The chairwoman was actually self-sufficient because of her mother. She pursued her dreams even at a young age. What was Hobson’s one desire in sixth grade? Straighter teeth.
“I asked all of my friends who their orthodontist was and called and made an appointment because I had a fang, you know, one of those teeth that sticks up top,”It was the executive. “It was so awful. I knew I couldn’t go through life like that.”
When the orthodontist told Hobson that braces would cost $2,500, she told the orthodontist that she didn’t have that much money. “He gave me a payment plan,”Hobson was recall. “He gave me a little booklet. And then I went home and told my mom and explained the whole thing to her. And I went back and got braces.”
‘I’ve Really Got To Up My Game With Our Kids’
Meghan Markle laughed when she heard the story. Impressed with how savvy Hobson was as a sixth grader, the duchess realized she needs to step up her parenting game with her two children—Archie, 3, and Lilibet, 1. “I have to rethink my parenting style!” Markle admitted. “Because if that’s what yields you, then I’ve really got to up my game with our kids being self-sufficient.”

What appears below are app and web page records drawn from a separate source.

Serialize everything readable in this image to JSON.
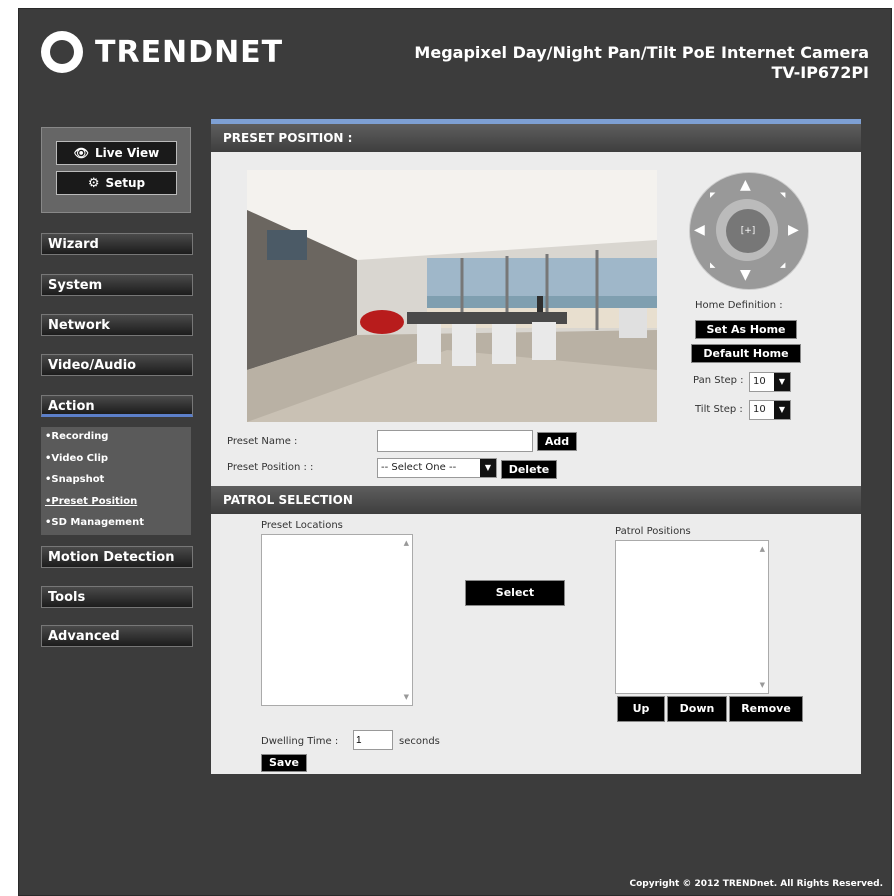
{
  "header": {
    "brand": "TRENDNET",
    "product_line1": "Megapixel Day/Night Pan/Tilt PoE Internet Camera",
    "product_line2": "TV-IP672PI"
  },
  "view_buttons": [
    {
      "label": "Live View",
      "icon": "eye-icon"
    },
    {
      "label": "Setup",
      "icon": "gear-icon"
    }
  ],
  "nav": {
    "wizard": "Wizard",
    "system": "System",
    "network": "Network",
    "video_audio": "Video/Audio",
    "action": "Action",
    "action_sub": [
      "•Recording",
      "•Video Clip",
      "•Snapshot",
      "•Preset Position",
      "•SD Management"
    ],
    "motion_detection": "Motion Detection",
    "tools": "Tools",
    "advanced": "Advanced"
  },
  "preset": {
    "header": "PRESET POSITION :",
    "home_definition": "Home Definition :",
    "set_as_home": "Set As Home",
    "default_home": "Default Home",
    "pan_step_label": "Pan Step :",
    "pan_step_value": "10",
    "tilt_step_label": "Tilt Step :",
    "tilt_step_value": "10",
    "preset_name_label": "Preset Name :",
    "preset_name_value": "",
    "add": "Add",
    "preset_position_label": "Preset Position : :",
    "preset_position_selected": "-- Select One --",
    "delete": "Delete",
    "ptz_center": "[+]"
  },
  "patrol": {
    "header": "PATROL SELECTION",
    "preset_locations": "Preset Locations",
    "patrol_positions": "Patrol Positions",
    "select": "Select",
    "up": "Up",
    "down": "Down",
    "remove": "Remove",
    "dwelling_label": "Dwelling Time :",
    "dwelling_value": "1",
    "dwelling_unit": "seconds",
    "save": "Save"
  },
  "footer": {
    "copyright": "Copyright © 2012 TRENDnet. All Rights Reserved."
  },
  "colors": {
    "frame": "#3c3c3c",
    "accent": "#7ea0d4",
    "content_bg": "#ececec"
  }
}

“What’s so great about the orthodontist story, specifically, is that if you look at that training that you’re getting by default at 12 or 11 years old, to know that you’re asking for what you need and figuring out a way to get it. And it’s working!”Meghan made a comment. “But as you get older, when you’re not this 11 or 12 year old, and you’re growing into a woman—that that same understanding of knowing what you want, asking for what you need—that can sometimes be thrown back in your face, like, as though you’re being ‘difficult’ or something. Pushy.”